Adelaide comes alive in February and March. It gets hectic with Adelaide Festival of the Arts, WOMAD, Writer’s Week, Adelaide 500 and the Fringe Festival. The Fringe Festival in particular has grown in popularity. This year there are events spread across the city at all hours of the day.
There are many reasons why people might avoid the Fringe and it does have a reputation for being particularly against Christian values. But here are six reasons why Christians shouldn’t be afraid to engage with the Fringe.

1 | God made us to be creative

“See, I have called by name Bezalel the son of Uri, son of Hur, of the tribe of Judah, and I have filled him with the Spirit of God with ability and intelligence, with knowledge and all craftsmanship, to devise artistic designs.” (Exodus 31 vv 2-4)
In Exodus, God outlines his plans for the tabernacle. Not only did God want the tabernacle to look beautiful, he also provided the ability to make it beautiful. Art and artistic talent are a gift from God, so we should celebrate creativity!

2 | The arts reveal God’s nature

Psalm 19 is a beautiful song about how nature reflects the glory of God and reveals who he is.
“The heavens declare the glory of God, and the sky above proclaims his handiwork.” (Psalm 19v1)
But the song also praises God for revealing himself through his word. “The law of the Lord is perfect, reviving the soul.” (v7) Just as science reveals aspects of God’s nature and the world he created, the written, God-inspired word of the Bible reveals more aspects of who he is. Celebrating the arts is just as important as celebrating science and maths because together we understand God so much more.

3 | God made us to celebrate

“There is nothing better for a person than that he should eat and drink and find enjoyment in his toil.

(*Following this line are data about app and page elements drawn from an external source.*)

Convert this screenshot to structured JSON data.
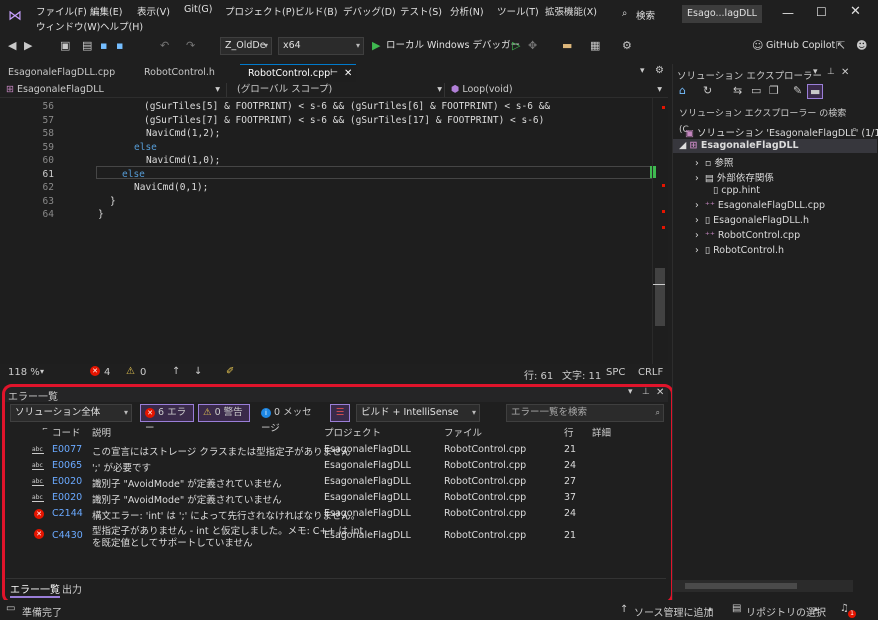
{
  "menu": {
    "row1": [
      "ファイル(F)",
      "編集(E)",
      "表示(V)",
      "Git(G)",
      "プロジェクト(P)",
      "ビルド(B)",
      "デバッグ(D)",
      "テスト(S)",
      "分析(N)",
      "ツール(T)",
      "拡張機能(X)"
    ],
    "row2": [
      "ウィンドウ(W)",
      "ヘルプ(H)"
    ],
    "search": "検索",
    "title_tab": "Esago...lagDLL"
  },
  "toolbar": {
    "config": "Z_OldDe",
    "platform": "x64",
    "run_label": "ローカル Windows デバッガー",
    "copilot": "GitHub Copilot"
  },
  "tabs": [
    "EsagonaleFlagDLL.cpp",
    "RobotControl.h",
    "RobotControl.cpp"
  ],
  "navbar": {
    "project": "EsagonaleFlagDLL",
    "scope": "(グローバル スコープ)",
    "function": "Loop(void)"
  },
  "editor": {
    "lines": [
      {
        "n": "56",
        "text": "(gSurTiles[5] & FOOTPRINT) < s-6 && (gSurTiles[6] & FOOTPRINT) < s-6 &&"
      },
      {
        "n": "57",
        "text": "(gSurTiles[7] & FOOTPRINT) < s-6 && (gSurTiles[17] & FOOTPRINT) < s-6)"
      },
      {
        "n": "58",
        "text": "NaviCmd(1,2);"
      },
      {
        "n": "59",
        "text": "else"
      },
      {
        "n": "60",
        "text": "NaviCmd(1,0);"
      },
      {
        "n": "61",
        "text": "else"
      },
      {
        "n": "62",
        "text": "NaviCmd(0,1);"
      },
      {
        "n": "63",
        "text": "}"
      },
      {
        "n": "64",
        "text": "}"
      }
    ]
  },
  "statusline": {
    "zoom": "118 %",
    "errors": "4",
    "warnings": "0",
    "line": "行: 61",
    "col": "文字: 11",
    "spc": "SPC",
    "eol": "CRLF"
  },
  "errorlist": {
    "title": "エラー一覧",
    "scope": "ソリューション全体",
    "errors_btn": "6 エラー",
    "warnings_btn": "0 警告",
    "messages_btn": "0 メッセージ",
    "build_filter": "ビルド + IntelliSense",
    "search_placeholder": "エラー一覧を検索",
    "columns": [
      "コード",
      "説明",
      "プロジェクト",
      "ファイル",
      "行",
      "詳細"
    ],
    "rows": [
      {
        "icon": "abs",
        "code": "E0077",
        "desc": "この宣言にはストレージ クラスまたは型指定子がありません",
        "project": "EsagonaleFlagDLL",
        "file": "RobotControl.cpp",
        "line": "21"
      },
      {
        "icon": "abs",
        "code": "E0065",
        "desc": "';' が必要です",
        "project": "EsagonaleFlagDLL",
        "file": "RobotControl.cpp",
        "line": "24"
      },
      {
        "icon": "abs",
        "code": "E0020",
        "desc": "識別子 \"AvoidMode\" が定義されていません",
        "project": "EsagonaleFlagDLL",
        "file": "RobotControl.cpp",
        "line": "27"
      },
      {
        "icon": "abs",
        "code": "E0020",
        "desc": "識別子 \"AvoidMode\" が定義されていません",
        "project": "EsagonaleFlagDLL",
        "file": "RobotControl.cpp",
        "line": "37"
      },
      {
        "icon": "err",
        "code": "C2144",
        "desc": "構文エラー: 'int' は ';' によって先行されなければなりません。",
        "project": "EsagonaleFlagDLL",
        "file": "RobotControl.cpp",
        "line": "24"
      },
      {
        "icon": "err",
        "code": "C4430",
        "desc": "型指定子がありません - int と仮定しました。メモ: C++ は int",
        "desc2": "を既定値としてサポートしていません",
        "project": "EsagonaleFlagDLL",
        "file": "RobotControl.cpp",
        "line": "21"
      }
    ],
    "bottom_tabs": [
      "エラー一覧",
      "出力"
    ]
  },
  "solution_explorer": {
    "title": "ソリューション エクスプローラー",
    "search": "ソリューション エクスプローラー の検索 (C",
    "solution": "ソリューション 'EsagonaleFlagDLL' (1/1",
    "project": "EsagonaleFlagDLL",
    "items": [
      "参照",
      "外部依存関係",
      "cpp.hint",
      "EsagonaleFlagDLL.cpp",
      "EsagonaleFlagDLL.h",
      "RobotControl.cpp",
      "RobotControl.h"
    ]
  },
  "statusbar": {
    "ready": "準備完了",
    "add_source": "ソース管理に追加",
    "repo": "リポジトリの選択"
  },
  "colors": {
    "accent": "#e0142b",
    "error": "#e51400",
    "keyword": "#569cd6"
  }
}
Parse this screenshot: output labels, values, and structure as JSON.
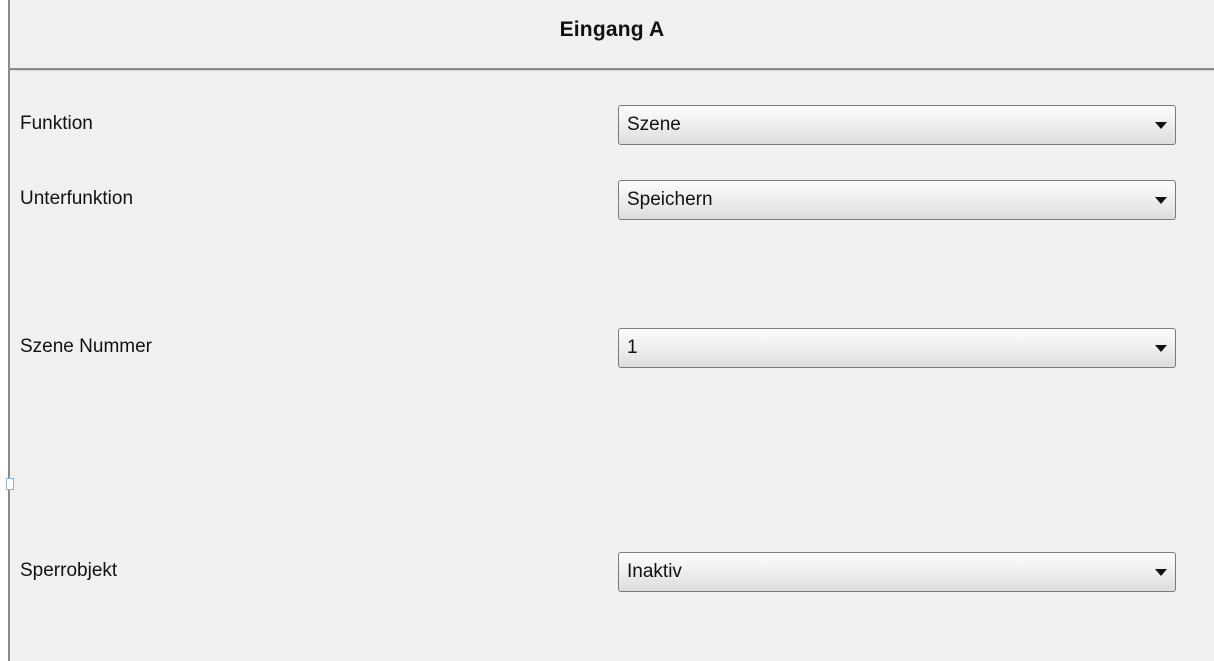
{
  "header": {
    "title": "Eingang A"
  },
  "fields": [
    {
      "label": "Funktion",
      "value": "Szene"
    },
    {
      "label": "Unterfunktion",
      "value": "Speichern"
    },
    {
      "label": "Szene Nummer",
      "value": "1"
    },
    {
      "label": "Sperrobjekt",
      "value": "Inaktiv"
    }
  ],
  "icons": {
    "dropdown": "chevron-down-icon"
  },
  "colors": {
    "panel_background": "#f0f0f0",
    "header_divider": "#8a8a8a",
    "dropdown_border": "#7a7a7a"
  }
}
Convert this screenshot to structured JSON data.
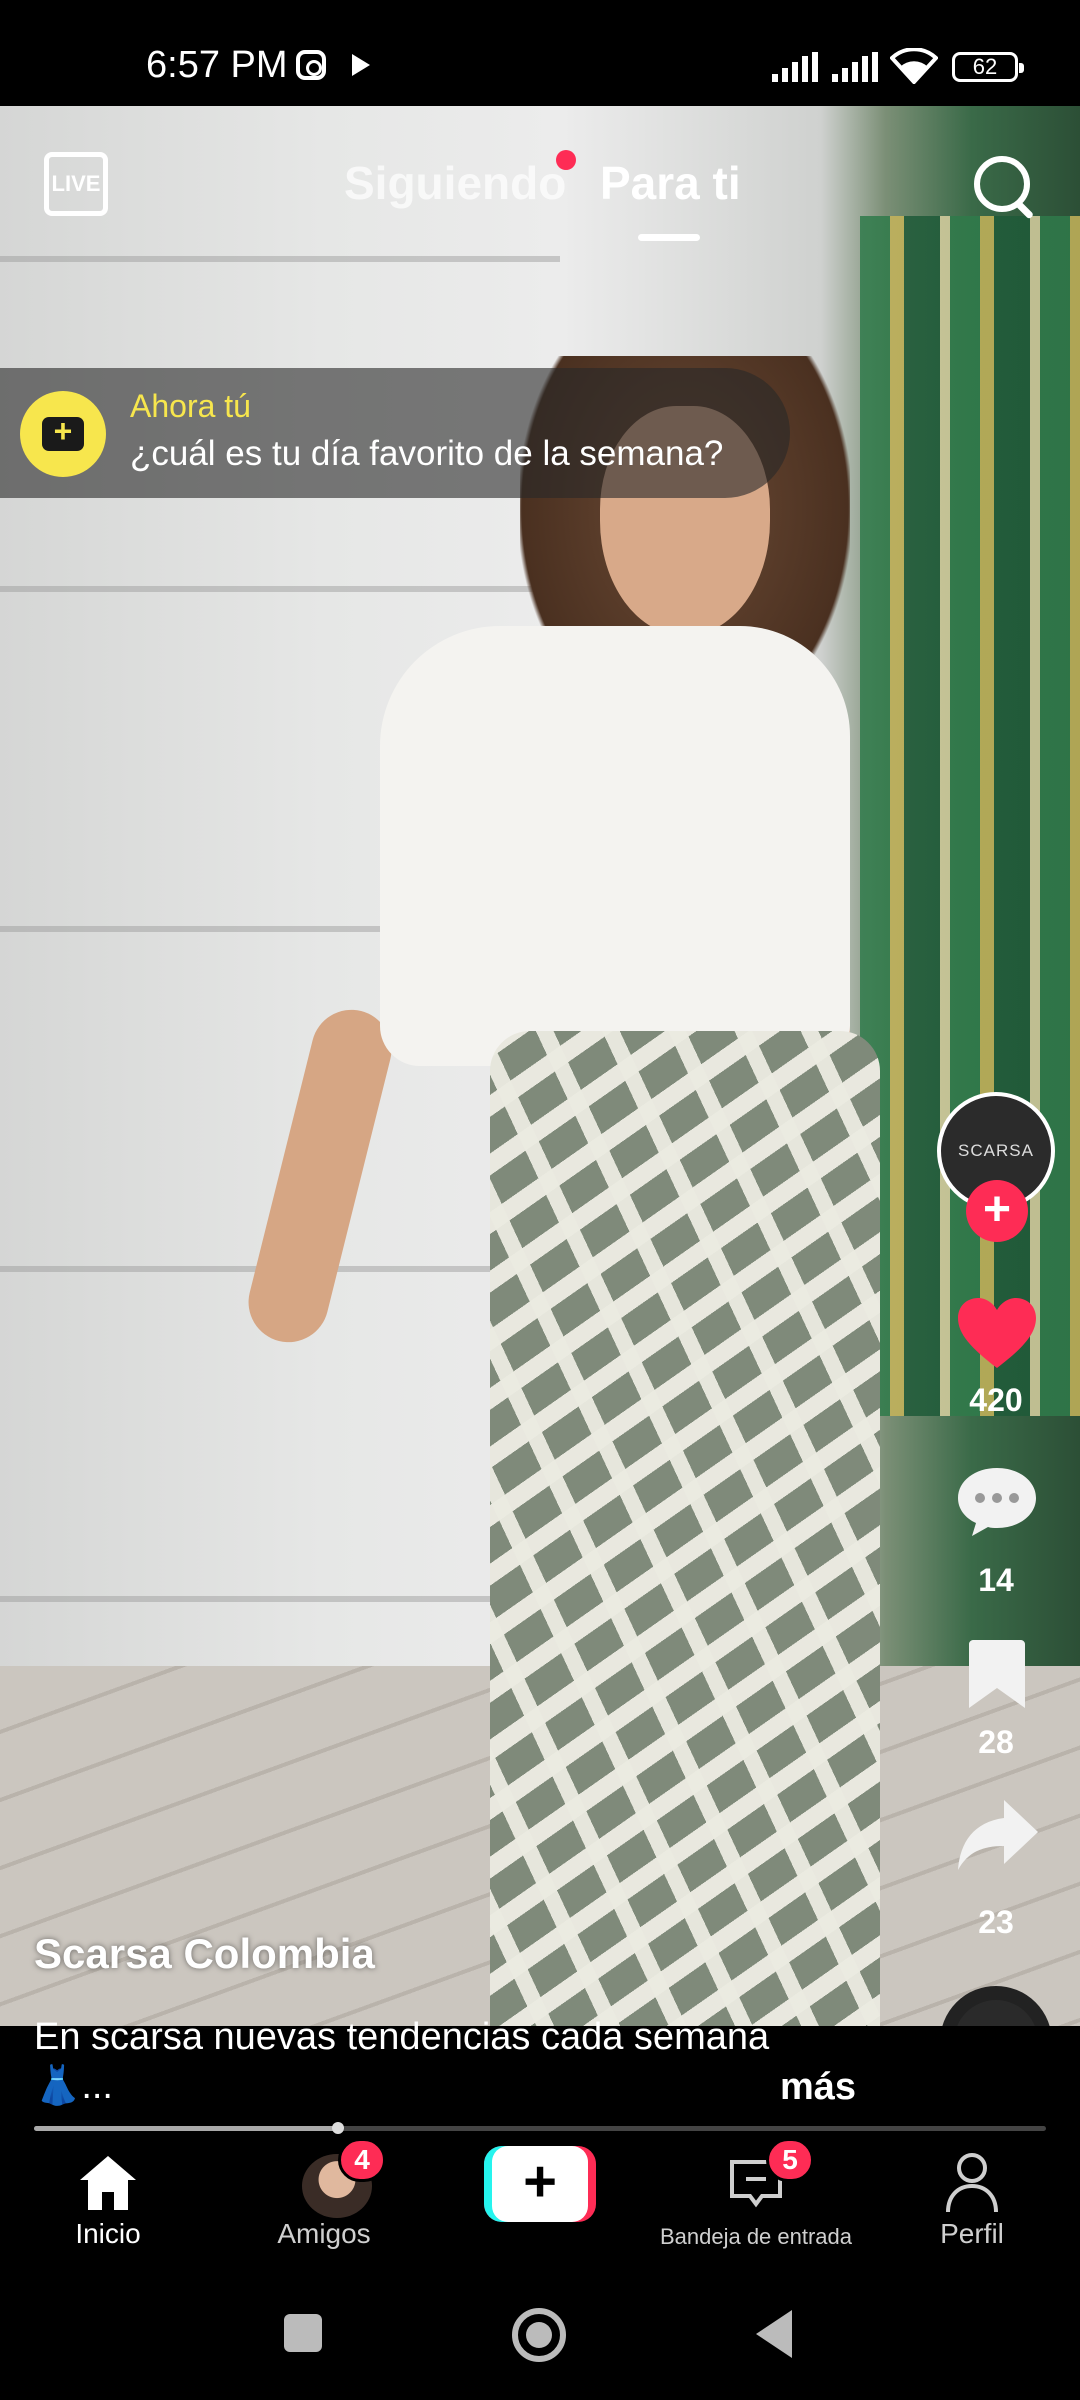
{
  "status_bar": {
    "time": "6:57 PM",
    "battery": "62",
    "icons": [
      "instagram-icon",
      "play-store-icon",
      "signal-icon",
      "signal-icon",
      "wifi-icon",
      "battery-icon"
    ]
  },
  "top_nav": {
    "live_label": "LIVE",
    "tabs": [
      {
        "label": "Siguiendo",
        "active": false,
        "has_dot": true
      },
      {
        "label": "Para ti",
        "active": true
      }
    ],
    "search_icon": "search-icon"
  },
  "prompt": {
    "label": "Ahora tú",
    "question": "¿cuál es tu día favorito de la semana?",
    "icon": "camera-plus-icon"
  },
  "actions": {
    "avatar_text": "SCARSA",
    "likes": "420",
    "comments": "14",
    "saves": "28",
    "shares": "23"
  },
  "post": {
    "author": "Scarsa Colombia",
    "caption_line1": "En scarsa nuevas tendencias cada semana",
    "caption_line2": "👗...",
    "more_label": "más",
    "progress": 0.3
  },
  "bottom_nav": {
    "items": [
      {
        "label": "Inicio",
        "icon": "home-icon",
        "active": true
      },
      {
        "label": "Amigos",
        "icon": "friends-avatar",
        "badge": "4"
      },
      {
        "label": "",
        "icon": "create-icon"
      },
      {
        "label": "Bandeja de entrada",
        "icon": "inbox-icon",
        "badge": "5"
      },
      {
        "label": "Perfil",
        "icon": "profile-icon"
      }
    ]
  },
  "colors": {
    "accent": "#fe2c55",
    "prompt_yellow": "#f7e64d",
    "cyan": "#25f4ee"
  }
}
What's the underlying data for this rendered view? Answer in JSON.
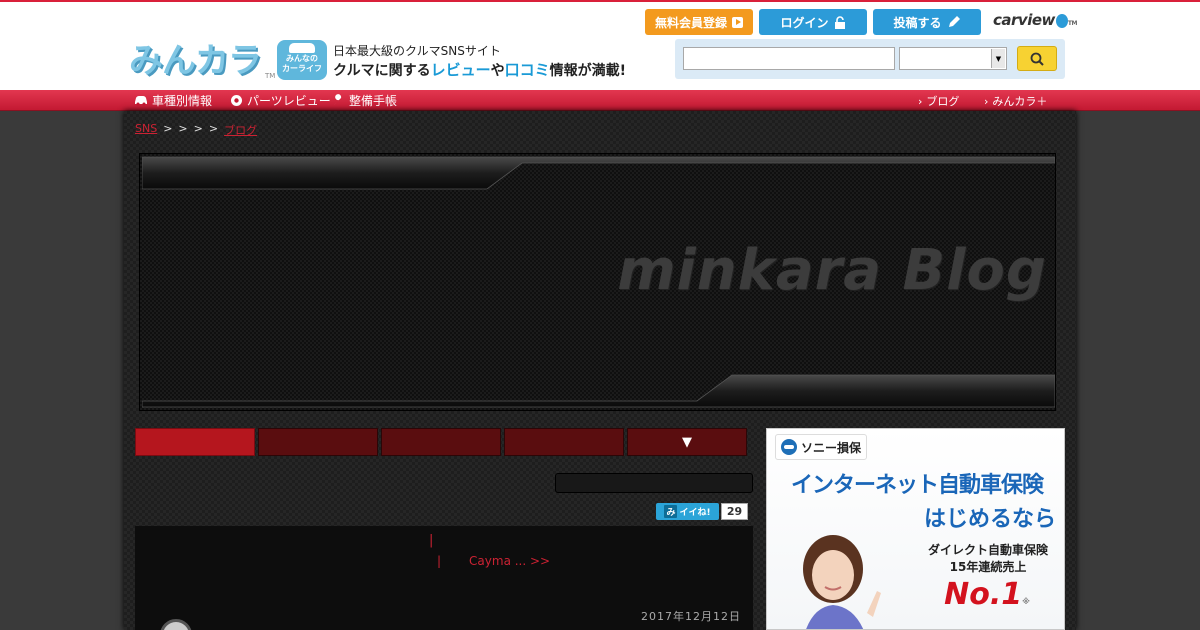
{
  "header": {
    "logo_text": "みんカラ",
    "logo_tm": "TM",
    "badge_top": "みんなの",
    "badge_bottom": "カーライフ",
    "tagline1": "日本最大級のクルマSNSサイト",
    "tagline2_pre": "クルマに関する",
    "tagline2_review": "レビュー",
    "tagline2_mid": "や",
    "tagline2_kuchikomi": "口コミ",
    "tagline2_post": "情報が満載!",
    "register_label": "無料会員登録",
    "login_label": "ログイン",
    "post_label": "投稿する",
    "carview_label": "carview",
    "carview_tm": "TM",
    "search_value": "",
    "select_value": ""
  },
  "nav": {
    "left": [
      {
        "label": "車種別情報",
        "icon": "car-icon"
      },
      {
        "label": "パーツレビュー",
        "icon": "gear-icon"
      },
      {
        "label": "整備手帳",
        "icon": "wrench-icon"
      }
    ],
    "right": [
      {
        "label": "ブログ"
      },
      {
        "label": "みんカラ＋"
      }
    ]
  },
  "breadcrumb": {
    "first": "SNS",
    "sep": ">",
    "last": "ブログ"
  },
  "banner": {
    "title": "minkara Blog"
  },
  "tabs": {
    "more_label": "▼"
  },
  "entry": {
    "like_label": "イイね!",
    "like_count": "29",
    "separator": "|",
    "nav_prev": "|",
    "nav_next": "Cayma ... >>",
    "date": "2017年12月12日"
  },
  "ad": {
    "brand": "ソニー損保",
    "line1": "インターネット自動車保険",
    "line2": "はじめるなら",
    "sub1": "ダイレクト自動車保険",
    "sub2": "15年連続売上",
    "no1": "No.1",
    "note": "※"
  },
  "colors": {
    "brand_red": "#d9203a",
    "accent_blue": "#2c9bd8",
    "register_orange": "#f39a1e",
    "search_yellow": "#f7d232",
    "tab_active": "#b5161e",
    "tab_inactive": "#5a0d0f",
    "link_red": "#cc2233"
  }
}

This also, I saw, is from the hand of God, for apart from him who can eat or who can have enjoyment?” (Ecclesiastes 2vv24-25)
Chapter 2 of Ecclesiastes spends a lot of time talking about how difficult and stressful life can be. But the end of the chapter, the writer encourages his readers to find enjoyment in the midst of hard work, because joy comes from God. The Fringe gives us a good opportunity to have a little bit of fun to give us energy to continue doing the work God has given us.

4 | To support other Christians

The Fringe is a place where up-and-coming artists have an opportunity to showcase their work that wouldn’t be recognised by more prestigious festivals like the Adelaide Festival of the Arts.
1 Thessalonians 5v11 says, “Therefore, encourage one another and build one another up, just as you are doing.”
Because of the common community we have as believers, we are commanded to encourage one another. Find out what Christian acts are on at the Fringe, or who is performing from your circle of friends, and make a point of letting them know you appreciate the gifts God has given them.

5 | To be a Community

“And day by day, attending the temple together and breaking bread in their homes, they received their food with glad and generous hearts.” (Acts 2v46)
The early church made a habit of not only meeting together in their homes, but also in public, going to the temple together. Church is more than a club, it is a family and families do things together. Consider getting together a group of friends and go see something together.

6 | To be a Witness

The Garden of Unearthly Delights is named after a painting by Hieronymus Bosch, depicting humanity giving into its basest desire. You can see why the Fringe has a negative reputation. The Bible tells us that once we were like the characters in the painting, living to fulfil our desires and passions (Ephesians 2 vv1-3).
“But God, being rich in mercy, because of the great love with which he loved us, even when we were dead in our trespasses, made us alive together with Christ – by grace you have been saved” (Ephesians 2vv4-5).
Because God has saved us, we no longer need to live according to our own desires. We have the freedom to follow God’s desires. The Fringe gives us the perfect opportunity to publicly demonstrate that you can have a satisfying and joyful life without drunkenness and crude humour when you have been made alive in Christ.

Frances Early